7,227 yards, par 72;
Gil Hanse, designer
The No. 4 Course at Pinehurst dates to the early 1950s, when it was laid out by then-owner Richard Tufts. Several architects have since remodeled it, including Tom Fazio in the 1990s. Five years ago, Pinehurst hired Gil Hanse to remodel No. 4 to serve as a championship companion for famed Pinehurst No. 2 in the 2019 U.S. Amateur. Hanse completed the task in 2018, after first creating a nine-hole pitch-and-putt layout called The Cradle, on land right outside the clubhouse.
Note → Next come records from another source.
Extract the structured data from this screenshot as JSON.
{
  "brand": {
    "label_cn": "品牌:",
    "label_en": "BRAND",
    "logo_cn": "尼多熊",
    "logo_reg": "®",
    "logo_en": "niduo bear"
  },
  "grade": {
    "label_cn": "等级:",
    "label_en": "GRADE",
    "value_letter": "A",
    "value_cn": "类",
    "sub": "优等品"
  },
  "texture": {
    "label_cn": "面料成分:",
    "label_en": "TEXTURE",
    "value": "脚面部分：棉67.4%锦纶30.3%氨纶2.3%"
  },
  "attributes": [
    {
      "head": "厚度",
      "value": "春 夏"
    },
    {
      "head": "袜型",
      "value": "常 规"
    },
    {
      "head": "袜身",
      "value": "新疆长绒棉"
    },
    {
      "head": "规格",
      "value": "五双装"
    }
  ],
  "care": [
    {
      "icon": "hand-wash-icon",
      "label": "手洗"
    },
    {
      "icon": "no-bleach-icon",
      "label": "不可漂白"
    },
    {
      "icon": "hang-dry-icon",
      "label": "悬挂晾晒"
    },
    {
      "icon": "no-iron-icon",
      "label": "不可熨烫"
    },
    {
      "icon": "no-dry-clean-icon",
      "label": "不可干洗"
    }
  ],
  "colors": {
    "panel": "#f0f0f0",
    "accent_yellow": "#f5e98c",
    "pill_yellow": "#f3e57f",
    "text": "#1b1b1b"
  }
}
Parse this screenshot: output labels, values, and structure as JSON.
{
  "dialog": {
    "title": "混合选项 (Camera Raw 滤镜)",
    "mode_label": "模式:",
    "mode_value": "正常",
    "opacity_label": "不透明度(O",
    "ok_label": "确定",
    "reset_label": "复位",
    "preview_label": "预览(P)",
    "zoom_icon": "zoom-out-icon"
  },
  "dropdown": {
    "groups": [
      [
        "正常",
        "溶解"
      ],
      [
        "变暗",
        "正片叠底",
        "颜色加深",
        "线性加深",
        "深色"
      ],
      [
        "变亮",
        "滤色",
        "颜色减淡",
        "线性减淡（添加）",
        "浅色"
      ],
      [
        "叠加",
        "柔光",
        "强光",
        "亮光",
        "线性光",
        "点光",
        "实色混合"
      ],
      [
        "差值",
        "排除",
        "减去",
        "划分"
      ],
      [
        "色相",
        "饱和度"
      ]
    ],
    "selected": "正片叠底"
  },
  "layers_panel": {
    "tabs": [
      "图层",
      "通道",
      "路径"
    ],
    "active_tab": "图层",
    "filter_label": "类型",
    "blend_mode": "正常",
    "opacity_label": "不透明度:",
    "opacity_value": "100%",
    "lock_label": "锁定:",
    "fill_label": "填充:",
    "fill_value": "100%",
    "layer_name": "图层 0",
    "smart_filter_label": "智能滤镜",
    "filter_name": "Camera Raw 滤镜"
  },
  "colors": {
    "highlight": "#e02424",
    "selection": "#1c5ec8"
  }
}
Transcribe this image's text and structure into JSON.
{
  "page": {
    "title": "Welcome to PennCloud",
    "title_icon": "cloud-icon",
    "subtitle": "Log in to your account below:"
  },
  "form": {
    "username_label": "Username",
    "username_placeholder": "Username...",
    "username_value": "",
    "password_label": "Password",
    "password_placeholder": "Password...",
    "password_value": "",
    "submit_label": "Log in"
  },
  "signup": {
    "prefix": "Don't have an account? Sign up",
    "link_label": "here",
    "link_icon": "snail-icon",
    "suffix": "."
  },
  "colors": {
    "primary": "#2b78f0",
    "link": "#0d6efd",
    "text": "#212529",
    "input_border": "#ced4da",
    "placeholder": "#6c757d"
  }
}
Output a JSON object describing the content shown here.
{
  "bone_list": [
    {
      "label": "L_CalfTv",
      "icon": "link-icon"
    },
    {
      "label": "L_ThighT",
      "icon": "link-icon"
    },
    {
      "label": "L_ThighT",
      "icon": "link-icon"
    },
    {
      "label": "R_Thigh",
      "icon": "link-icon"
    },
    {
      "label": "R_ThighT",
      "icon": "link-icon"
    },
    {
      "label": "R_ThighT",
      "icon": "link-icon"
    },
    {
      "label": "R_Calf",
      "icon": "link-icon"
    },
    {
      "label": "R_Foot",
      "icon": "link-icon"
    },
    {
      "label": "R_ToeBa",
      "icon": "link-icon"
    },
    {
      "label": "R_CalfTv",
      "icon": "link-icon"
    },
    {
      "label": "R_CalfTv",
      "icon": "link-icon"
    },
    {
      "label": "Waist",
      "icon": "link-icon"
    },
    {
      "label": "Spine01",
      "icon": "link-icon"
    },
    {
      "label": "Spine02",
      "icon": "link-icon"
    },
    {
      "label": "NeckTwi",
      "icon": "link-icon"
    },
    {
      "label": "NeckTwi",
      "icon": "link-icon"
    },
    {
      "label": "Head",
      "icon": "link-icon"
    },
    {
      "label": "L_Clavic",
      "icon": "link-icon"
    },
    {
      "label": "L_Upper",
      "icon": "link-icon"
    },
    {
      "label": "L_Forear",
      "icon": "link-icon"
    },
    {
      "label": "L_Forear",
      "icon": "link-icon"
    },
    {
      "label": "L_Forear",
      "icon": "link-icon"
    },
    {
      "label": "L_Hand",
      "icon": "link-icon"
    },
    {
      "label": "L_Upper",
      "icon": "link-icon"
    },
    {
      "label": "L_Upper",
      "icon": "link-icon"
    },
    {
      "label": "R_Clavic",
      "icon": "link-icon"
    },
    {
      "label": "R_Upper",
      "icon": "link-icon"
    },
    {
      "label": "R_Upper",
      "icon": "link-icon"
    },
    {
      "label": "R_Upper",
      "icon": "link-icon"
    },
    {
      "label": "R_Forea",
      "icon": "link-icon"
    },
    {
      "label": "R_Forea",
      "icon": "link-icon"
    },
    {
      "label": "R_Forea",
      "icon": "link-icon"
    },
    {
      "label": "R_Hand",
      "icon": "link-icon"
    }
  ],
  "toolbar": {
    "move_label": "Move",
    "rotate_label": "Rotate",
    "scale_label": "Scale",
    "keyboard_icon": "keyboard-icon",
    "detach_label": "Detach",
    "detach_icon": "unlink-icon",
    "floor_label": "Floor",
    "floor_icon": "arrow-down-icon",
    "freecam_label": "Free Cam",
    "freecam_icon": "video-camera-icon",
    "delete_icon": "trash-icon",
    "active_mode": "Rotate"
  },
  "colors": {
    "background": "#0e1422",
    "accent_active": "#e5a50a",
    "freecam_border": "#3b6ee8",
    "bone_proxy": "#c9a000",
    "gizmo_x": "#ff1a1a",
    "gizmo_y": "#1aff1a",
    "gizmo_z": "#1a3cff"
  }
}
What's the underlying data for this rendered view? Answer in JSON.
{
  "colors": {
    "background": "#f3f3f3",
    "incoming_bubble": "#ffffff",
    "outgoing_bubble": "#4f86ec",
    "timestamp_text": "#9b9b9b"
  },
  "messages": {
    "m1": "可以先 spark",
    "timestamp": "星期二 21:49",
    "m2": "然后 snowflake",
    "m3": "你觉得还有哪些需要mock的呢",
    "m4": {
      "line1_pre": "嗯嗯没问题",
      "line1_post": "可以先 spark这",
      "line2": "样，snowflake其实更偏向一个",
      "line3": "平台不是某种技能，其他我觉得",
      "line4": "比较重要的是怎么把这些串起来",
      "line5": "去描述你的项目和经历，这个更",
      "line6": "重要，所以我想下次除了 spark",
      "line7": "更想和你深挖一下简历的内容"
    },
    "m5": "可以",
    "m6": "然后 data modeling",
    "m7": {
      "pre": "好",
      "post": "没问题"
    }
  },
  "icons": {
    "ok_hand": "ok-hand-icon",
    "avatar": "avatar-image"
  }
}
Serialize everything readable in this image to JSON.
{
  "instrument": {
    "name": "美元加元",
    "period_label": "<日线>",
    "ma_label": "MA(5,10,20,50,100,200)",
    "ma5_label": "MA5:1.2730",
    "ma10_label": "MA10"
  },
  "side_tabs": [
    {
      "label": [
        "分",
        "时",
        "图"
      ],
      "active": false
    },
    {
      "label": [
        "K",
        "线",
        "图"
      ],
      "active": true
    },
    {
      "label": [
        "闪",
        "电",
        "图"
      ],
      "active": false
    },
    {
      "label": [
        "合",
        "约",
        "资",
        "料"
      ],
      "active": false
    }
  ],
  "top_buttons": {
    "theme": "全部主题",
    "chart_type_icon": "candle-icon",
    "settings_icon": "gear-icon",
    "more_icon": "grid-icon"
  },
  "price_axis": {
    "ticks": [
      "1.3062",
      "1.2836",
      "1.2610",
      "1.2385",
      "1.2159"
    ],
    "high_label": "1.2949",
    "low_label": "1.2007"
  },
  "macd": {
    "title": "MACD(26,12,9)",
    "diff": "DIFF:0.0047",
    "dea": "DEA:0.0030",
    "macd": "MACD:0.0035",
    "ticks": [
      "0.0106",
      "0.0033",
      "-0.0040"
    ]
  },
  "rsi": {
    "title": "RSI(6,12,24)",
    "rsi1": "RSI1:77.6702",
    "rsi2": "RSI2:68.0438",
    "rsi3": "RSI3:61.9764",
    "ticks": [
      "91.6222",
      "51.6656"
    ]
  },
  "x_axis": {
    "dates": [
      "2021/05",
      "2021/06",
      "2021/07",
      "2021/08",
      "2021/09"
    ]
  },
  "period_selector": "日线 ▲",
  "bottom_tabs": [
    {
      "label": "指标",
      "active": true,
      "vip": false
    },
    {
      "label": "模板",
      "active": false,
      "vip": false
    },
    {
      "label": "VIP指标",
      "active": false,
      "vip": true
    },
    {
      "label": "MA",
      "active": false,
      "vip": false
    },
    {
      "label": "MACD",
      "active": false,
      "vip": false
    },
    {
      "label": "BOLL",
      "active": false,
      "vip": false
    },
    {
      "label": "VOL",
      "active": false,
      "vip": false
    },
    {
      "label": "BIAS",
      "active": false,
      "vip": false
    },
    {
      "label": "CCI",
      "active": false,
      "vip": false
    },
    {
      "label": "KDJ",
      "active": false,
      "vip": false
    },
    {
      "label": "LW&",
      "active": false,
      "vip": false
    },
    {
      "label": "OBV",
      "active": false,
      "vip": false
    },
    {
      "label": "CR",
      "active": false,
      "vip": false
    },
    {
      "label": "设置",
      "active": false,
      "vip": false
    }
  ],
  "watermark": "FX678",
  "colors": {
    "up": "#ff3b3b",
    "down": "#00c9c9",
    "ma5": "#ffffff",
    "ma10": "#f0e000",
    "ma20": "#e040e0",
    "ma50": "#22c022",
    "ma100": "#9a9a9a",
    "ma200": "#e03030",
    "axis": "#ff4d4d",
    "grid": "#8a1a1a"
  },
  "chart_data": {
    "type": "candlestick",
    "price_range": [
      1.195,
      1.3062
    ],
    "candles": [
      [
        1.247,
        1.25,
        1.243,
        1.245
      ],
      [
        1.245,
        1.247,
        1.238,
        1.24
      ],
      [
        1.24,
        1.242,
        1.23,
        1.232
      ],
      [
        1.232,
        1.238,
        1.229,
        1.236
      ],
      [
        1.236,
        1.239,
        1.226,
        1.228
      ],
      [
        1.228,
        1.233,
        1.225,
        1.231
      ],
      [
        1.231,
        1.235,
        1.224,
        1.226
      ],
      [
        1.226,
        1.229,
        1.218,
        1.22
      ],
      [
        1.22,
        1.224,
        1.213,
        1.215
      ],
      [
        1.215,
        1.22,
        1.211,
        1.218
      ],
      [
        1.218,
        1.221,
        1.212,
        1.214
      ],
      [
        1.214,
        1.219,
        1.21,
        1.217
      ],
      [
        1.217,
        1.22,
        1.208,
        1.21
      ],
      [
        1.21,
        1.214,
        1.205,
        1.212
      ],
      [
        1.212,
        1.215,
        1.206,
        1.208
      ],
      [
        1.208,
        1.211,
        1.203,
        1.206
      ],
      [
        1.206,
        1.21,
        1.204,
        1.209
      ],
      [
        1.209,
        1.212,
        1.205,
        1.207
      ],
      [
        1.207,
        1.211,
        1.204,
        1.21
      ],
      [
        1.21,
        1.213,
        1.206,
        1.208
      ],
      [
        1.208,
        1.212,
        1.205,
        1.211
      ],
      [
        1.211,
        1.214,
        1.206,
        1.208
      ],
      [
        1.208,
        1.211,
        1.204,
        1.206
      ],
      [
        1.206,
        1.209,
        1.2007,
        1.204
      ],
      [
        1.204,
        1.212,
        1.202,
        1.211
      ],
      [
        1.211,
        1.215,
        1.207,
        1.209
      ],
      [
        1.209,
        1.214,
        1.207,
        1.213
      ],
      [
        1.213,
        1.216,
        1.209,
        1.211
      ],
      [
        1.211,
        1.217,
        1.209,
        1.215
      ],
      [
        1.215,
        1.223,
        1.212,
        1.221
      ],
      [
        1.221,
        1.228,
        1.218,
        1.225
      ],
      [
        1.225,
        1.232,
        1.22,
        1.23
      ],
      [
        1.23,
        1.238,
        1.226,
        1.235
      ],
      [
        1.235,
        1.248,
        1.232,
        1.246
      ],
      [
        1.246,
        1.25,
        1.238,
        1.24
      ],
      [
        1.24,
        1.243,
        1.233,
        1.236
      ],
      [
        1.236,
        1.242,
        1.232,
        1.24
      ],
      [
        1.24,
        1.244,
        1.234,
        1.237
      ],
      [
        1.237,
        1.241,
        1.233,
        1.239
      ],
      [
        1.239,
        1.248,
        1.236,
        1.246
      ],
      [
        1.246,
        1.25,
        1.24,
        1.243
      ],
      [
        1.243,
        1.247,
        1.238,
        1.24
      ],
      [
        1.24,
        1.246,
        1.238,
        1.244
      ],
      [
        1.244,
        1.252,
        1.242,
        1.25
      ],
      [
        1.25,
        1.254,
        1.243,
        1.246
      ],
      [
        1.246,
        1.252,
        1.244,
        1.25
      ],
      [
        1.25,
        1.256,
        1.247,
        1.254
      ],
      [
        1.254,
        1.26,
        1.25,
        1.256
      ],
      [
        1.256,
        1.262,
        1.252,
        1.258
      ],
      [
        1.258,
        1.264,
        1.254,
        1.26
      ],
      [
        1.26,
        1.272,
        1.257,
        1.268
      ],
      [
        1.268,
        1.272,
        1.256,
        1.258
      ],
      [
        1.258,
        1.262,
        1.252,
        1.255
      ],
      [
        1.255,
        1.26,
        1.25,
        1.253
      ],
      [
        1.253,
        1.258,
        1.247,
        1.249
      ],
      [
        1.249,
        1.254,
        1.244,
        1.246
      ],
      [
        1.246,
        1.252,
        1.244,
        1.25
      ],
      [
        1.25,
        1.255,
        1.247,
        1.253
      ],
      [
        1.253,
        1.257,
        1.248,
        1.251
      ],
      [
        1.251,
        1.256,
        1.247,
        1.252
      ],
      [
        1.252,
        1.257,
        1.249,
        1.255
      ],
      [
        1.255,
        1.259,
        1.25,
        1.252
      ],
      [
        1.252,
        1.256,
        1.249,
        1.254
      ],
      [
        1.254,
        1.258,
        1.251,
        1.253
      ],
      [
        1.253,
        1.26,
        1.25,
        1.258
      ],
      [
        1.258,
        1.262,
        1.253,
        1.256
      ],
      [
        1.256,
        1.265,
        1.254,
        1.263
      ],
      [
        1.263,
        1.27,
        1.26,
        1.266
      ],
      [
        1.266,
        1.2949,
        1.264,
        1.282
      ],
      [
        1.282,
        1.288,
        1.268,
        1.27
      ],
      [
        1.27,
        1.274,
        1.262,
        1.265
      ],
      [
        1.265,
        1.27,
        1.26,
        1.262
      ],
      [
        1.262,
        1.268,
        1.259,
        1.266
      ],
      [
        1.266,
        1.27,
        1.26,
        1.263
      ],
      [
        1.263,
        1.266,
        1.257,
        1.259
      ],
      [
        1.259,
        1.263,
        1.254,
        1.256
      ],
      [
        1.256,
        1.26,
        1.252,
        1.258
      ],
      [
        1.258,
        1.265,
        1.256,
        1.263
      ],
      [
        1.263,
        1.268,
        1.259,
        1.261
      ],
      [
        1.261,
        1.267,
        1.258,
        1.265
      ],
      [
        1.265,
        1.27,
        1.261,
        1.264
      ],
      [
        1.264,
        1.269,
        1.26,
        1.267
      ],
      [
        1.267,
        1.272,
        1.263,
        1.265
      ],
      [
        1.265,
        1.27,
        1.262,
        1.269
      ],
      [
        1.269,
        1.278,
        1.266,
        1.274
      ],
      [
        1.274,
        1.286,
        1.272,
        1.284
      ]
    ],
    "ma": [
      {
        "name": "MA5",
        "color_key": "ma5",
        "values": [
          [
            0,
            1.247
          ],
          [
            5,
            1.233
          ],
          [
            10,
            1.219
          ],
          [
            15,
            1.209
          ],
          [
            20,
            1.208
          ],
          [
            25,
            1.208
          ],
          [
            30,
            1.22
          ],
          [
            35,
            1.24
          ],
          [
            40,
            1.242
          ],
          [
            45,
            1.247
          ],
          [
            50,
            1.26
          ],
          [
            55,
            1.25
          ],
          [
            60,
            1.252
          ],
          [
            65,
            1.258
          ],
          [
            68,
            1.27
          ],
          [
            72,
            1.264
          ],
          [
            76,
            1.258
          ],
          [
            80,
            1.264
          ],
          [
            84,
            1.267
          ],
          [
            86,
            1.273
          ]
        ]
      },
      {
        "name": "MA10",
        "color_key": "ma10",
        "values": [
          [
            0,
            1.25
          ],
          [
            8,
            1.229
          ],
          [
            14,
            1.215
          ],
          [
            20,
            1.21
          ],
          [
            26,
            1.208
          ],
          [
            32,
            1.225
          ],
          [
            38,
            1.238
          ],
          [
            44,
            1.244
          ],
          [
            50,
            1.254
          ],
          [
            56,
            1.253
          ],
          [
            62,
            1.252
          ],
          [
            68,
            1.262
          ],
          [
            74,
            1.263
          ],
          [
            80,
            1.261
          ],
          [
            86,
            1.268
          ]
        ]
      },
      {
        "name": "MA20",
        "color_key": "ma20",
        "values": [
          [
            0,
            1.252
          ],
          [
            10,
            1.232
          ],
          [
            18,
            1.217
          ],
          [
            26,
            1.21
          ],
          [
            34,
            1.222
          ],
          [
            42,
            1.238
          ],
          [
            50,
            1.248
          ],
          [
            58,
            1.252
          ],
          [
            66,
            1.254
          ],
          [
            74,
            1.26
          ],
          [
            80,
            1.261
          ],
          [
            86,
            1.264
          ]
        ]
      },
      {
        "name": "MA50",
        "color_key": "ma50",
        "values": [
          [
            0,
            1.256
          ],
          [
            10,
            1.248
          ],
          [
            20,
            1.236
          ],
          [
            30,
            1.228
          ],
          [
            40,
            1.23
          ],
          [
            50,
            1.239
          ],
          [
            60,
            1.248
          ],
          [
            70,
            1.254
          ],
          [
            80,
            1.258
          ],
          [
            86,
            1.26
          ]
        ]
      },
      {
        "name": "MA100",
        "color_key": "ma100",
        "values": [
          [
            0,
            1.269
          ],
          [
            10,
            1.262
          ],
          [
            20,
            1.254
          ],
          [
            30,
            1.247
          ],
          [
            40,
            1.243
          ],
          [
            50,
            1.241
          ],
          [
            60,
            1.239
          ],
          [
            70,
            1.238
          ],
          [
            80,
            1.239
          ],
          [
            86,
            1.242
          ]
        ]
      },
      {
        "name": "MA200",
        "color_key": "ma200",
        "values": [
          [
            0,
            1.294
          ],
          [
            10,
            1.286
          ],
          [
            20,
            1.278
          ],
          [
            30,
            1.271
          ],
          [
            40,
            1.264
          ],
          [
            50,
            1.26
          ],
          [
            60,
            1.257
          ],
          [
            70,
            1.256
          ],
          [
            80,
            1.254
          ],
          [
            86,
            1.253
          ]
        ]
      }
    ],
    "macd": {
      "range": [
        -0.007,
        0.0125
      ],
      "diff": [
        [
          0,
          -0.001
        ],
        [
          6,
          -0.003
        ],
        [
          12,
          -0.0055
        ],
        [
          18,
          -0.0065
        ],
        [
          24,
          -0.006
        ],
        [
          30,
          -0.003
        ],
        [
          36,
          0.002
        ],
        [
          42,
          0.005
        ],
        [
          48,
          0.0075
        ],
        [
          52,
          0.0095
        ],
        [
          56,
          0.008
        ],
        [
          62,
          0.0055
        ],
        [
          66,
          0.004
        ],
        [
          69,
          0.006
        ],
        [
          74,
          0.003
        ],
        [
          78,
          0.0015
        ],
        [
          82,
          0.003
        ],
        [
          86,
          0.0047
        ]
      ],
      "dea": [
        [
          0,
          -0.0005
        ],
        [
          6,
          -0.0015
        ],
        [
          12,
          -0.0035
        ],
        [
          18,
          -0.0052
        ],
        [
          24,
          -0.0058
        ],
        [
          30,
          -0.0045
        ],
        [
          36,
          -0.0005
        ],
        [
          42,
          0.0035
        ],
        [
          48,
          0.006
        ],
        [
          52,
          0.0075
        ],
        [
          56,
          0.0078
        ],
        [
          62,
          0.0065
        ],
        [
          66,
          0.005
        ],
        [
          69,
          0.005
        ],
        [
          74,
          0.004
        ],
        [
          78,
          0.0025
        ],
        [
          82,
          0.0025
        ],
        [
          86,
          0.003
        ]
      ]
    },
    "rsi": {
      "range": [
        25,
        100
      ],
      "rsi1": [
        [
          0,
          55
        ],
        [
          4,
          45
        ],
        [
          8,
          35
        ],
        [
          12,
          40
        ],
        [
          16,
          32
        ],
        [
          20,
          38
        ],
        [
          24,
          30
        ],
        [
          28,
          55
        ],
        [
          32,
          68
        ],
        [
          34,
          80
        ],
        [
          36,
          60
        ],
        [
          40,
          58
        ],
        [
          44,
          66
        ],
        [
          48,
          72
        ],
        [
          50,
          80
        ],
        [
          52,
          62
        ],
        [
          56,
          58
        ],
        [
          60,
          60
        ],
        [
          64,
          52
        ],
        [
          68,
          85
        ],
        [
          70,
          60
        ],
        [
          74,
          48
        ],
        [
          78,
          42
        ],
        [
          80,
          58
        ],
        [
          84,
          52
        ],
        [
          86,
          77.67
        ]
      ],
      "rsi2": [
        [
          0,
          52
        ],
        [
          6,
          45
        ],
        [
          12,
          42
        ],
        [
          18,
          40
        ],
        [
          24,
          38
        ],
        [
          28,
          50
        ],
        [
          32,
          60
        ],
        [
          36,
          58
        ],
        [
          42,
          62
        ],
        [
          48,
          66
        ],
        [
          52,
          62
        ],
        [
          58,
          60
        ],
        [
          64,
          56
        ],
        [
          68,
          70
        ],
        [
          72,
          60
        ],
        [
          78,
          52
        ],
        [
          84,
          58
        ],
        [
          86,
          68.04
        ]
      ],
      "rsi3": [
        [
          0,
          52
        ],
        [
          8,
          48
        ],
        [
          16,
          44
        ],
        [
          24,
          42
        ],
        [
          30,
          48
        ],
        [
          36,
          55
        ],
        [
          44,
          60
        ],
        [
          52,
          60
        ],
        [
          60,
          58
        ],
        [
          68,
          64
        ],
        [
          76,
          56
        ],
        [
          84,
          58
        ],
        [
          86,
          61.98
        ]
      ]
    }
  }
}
PANELISTS COMMENTS: “Gil Hanse did a superb job in redesigning this course…Some of the routing has stayed the same, but the end result is much more natural and pleasing. The course seems to meld itself into the landscape. There are times where you see Course No. 2 next door; the two look like they belong together…Routing changes in the Hanse redesign give the course a nice balance of length and flow…A considerable improvement from the previous Fazio design. Much more compatible with the natural aesthetics of the Pinehurst sandhills…I have had the opportunity to play the old No. 4 and now the Hanse redesign. Hanse had great bones to work with and a large property with sandy soil to improve an already strong course. He delivered and built a really strong compliment to Pinehurst No. 2… What a change! This went from boring pot-bunker wannabe-Augusta to a super-cool mix of sandy wasteland and sandbelt-type stuff…An awesome experience…Loved the redo. Really put some bite into No. 4. Visually, much more stunning. This greatly improved the Aesthetics for me…Much the way No. 2 has the pine-to-fairway scruffy-and-scratched-out look, Hanse replicates this with a twist. There are quite a few more bunkers, specifically around the landing areas. As a theme and design concept, I wasn’t 100% in favor with some of the fairway bunkering. The complex on No. 8 seemed overly contrived in comparison with the rest of the course. The faux ‘Hells Half Acre’ on the reachable par-5 9th hole seemed to fit the theme of the course better…New, wider fairways really highlight and utilize undulations that are not as prominent on the other Pinehurst courses. The cross-bunker on No. 9 really highlights the strategy and decision-making that is now required throughout…Prior to playing it, I was most interested to see how the pond would be incorporated into the new design. Those holes now stick out in my mind as very challenging and aesthetically pleasing…The only weak revision is the new par-3 fourth. While the interesting green complex makes a bunker on the left more forgiving than the dreaded downslope to the right, it still lacks the drama and excitement of the previous design…The elevation changes and the exceptional use of sandy, wooded, and lakefront property into each hole design set apart Pinehurst No. 4…No. 4 is much more undulating than famed No. 2. Wonderful green complexes that, at times, feel like they’re perched on top of mountains…Kudos to Pinehurst for experimenting with complimentary push carts on No. 4.”